Minutes after the Supreme Court said that it would examine the “secret, leaked” documents while reviewing its Rafale judgment, the Congress on Wednesday said skeletons in the “scam” are tumbling out and that a probe will now take place in the deal.
Dismissing the Centre’s objections over reports published by The Hindu newspaper and later carried by news agency ANI, the Supreme Court today said it would examine the documents while hearing the review petition of its Rafale verdict.
Addressing the media in Amethi after filing his nomination, Congress chief Rahul Gandhi welcomed the SC order saying the court has delivered justice. Challenging the prime minister for an open debate, Gandhi said, “I am ready to debate with PM Modi at a location of his choosing… the corruption in the deal is very evident… he has given IAF’s money to Anil Ambani. The SC order today proves that chowkidar committed the theft.”
Calling the SC order a “victory for India,” Congress on its official handle tweeted, “We welcome the Supreme Court’s judgement to review the Rafale petition. Satyamev Jayate!”

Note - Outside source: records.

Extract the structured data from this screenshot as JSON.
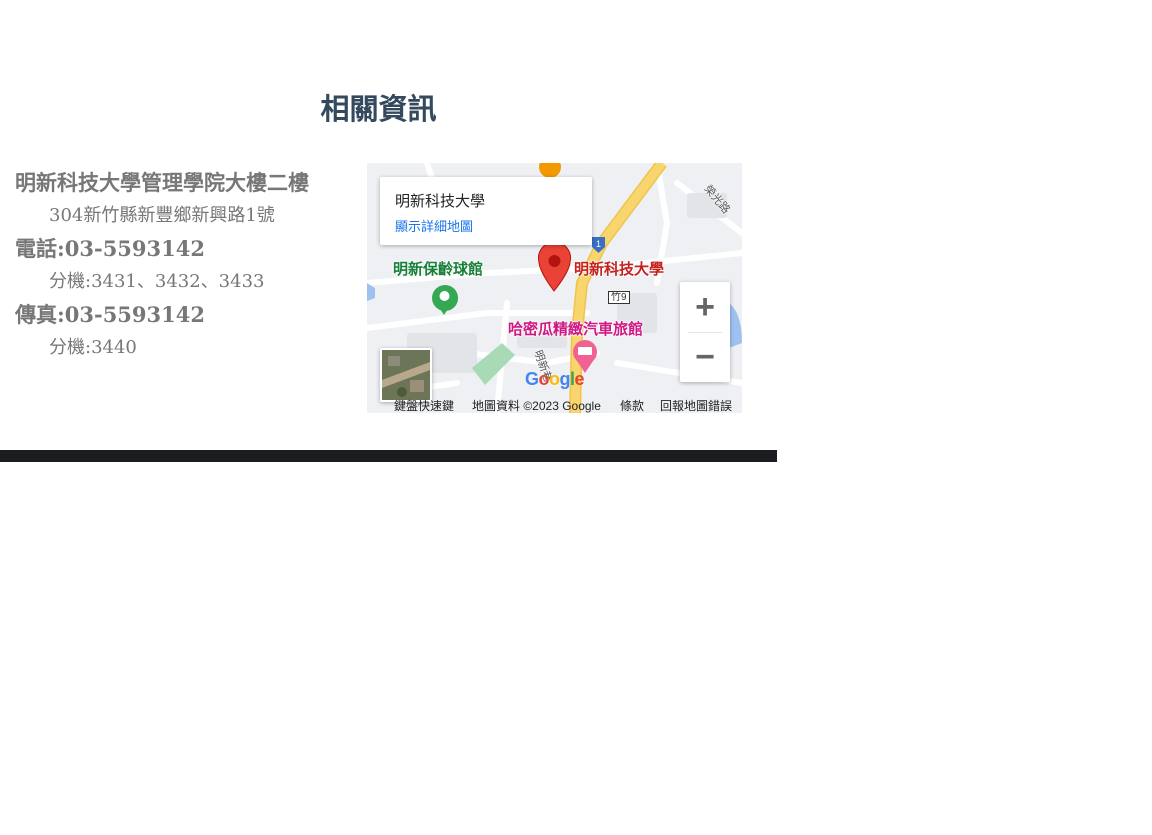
{
  "section": {
    "title": "相關資訊"
  },
  "info": {
    "name": "明新科技大學管理學院大樓二樓",
    "address": "304新竹縣新豐鄉新興路1號",
    "phone_label": "電話:03-5593142",
    "phone_ext": "分機:3431、3432、3433",
    "fax_label": "傳真:03-5593142",
    "fax_ext": "分機:3440"
  },
  "map": {
    "place_name": "明新科技大學",
    "place_link": "顯示詳細地圖",
    "marker_label": "明新科技大學",
    "poi_bowling": "明新保齡球館",
    "poi_motel": "哈密瓜精緻汽車旅館",
    "road_badge": "竹9",
    "route_badge": "1",
    "street_label": "明新巷",
    "street_label_2": "榮光路",
    "zoom_in": "+",
    "zoom_out": "−",
    "logo": "Google",
    "footer_shortcuts": "鍵盤快速鍵",
    "footer_data": "地圖資料 ©2023 Google",
    "footer_terms": "條款",
    "footer_report": "回報地圖錯誤",
    "colors": {
      "road_major": "#f9d56e",
      "water": "#9fc1f0",
      "park": "#a8dab5",
      "marker_red": "#ea4335",
      "poi_green": "#188038",
      "poi_pink": "#d01884"
    }
  }
}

Targeting Prime Minister Narendra Modi, Congress’ chief spokesperson Randeep Surjewala said the “skeletons in Rafale scam are tumbling out one by one.” “SC has upheld a time-honoured legal principle; A rattled Modiji had threatened to invoke Official Secrets Act against independent Journalists for exposing his corruption on #Rafale. Modiji, you can run and lie as much as you want but sooner or later the truth comes out. And now there is ‘no official secrets act’ to hide behind,” he wrote on Twitter.
He also added, “Don’t worry Modiji, an investigation is going to take place now, whether you like it or not.”
The Centre has contended that the documents were “sensitive to national security” and their “unauthorised photocopying and leakage” constituted “penal offences under the Indian Penal Code including theft”.
The bench had on December 14, 2018, dismissed petitions seeking a court-monitored probe into the purchase of the jets from France finding “no occasion to doubt the (decision making) process” leading to the award of the contract and said there was no material to show that the government had favoured anyone commercially. Arun Shourie, Yashwant Sinha and Prashant Bhushan sought a review of the judgment, saying the court had relied on “patently incorrect” claims made by the government in its note submitted in a sealed cover to the bench, which heard the original petition.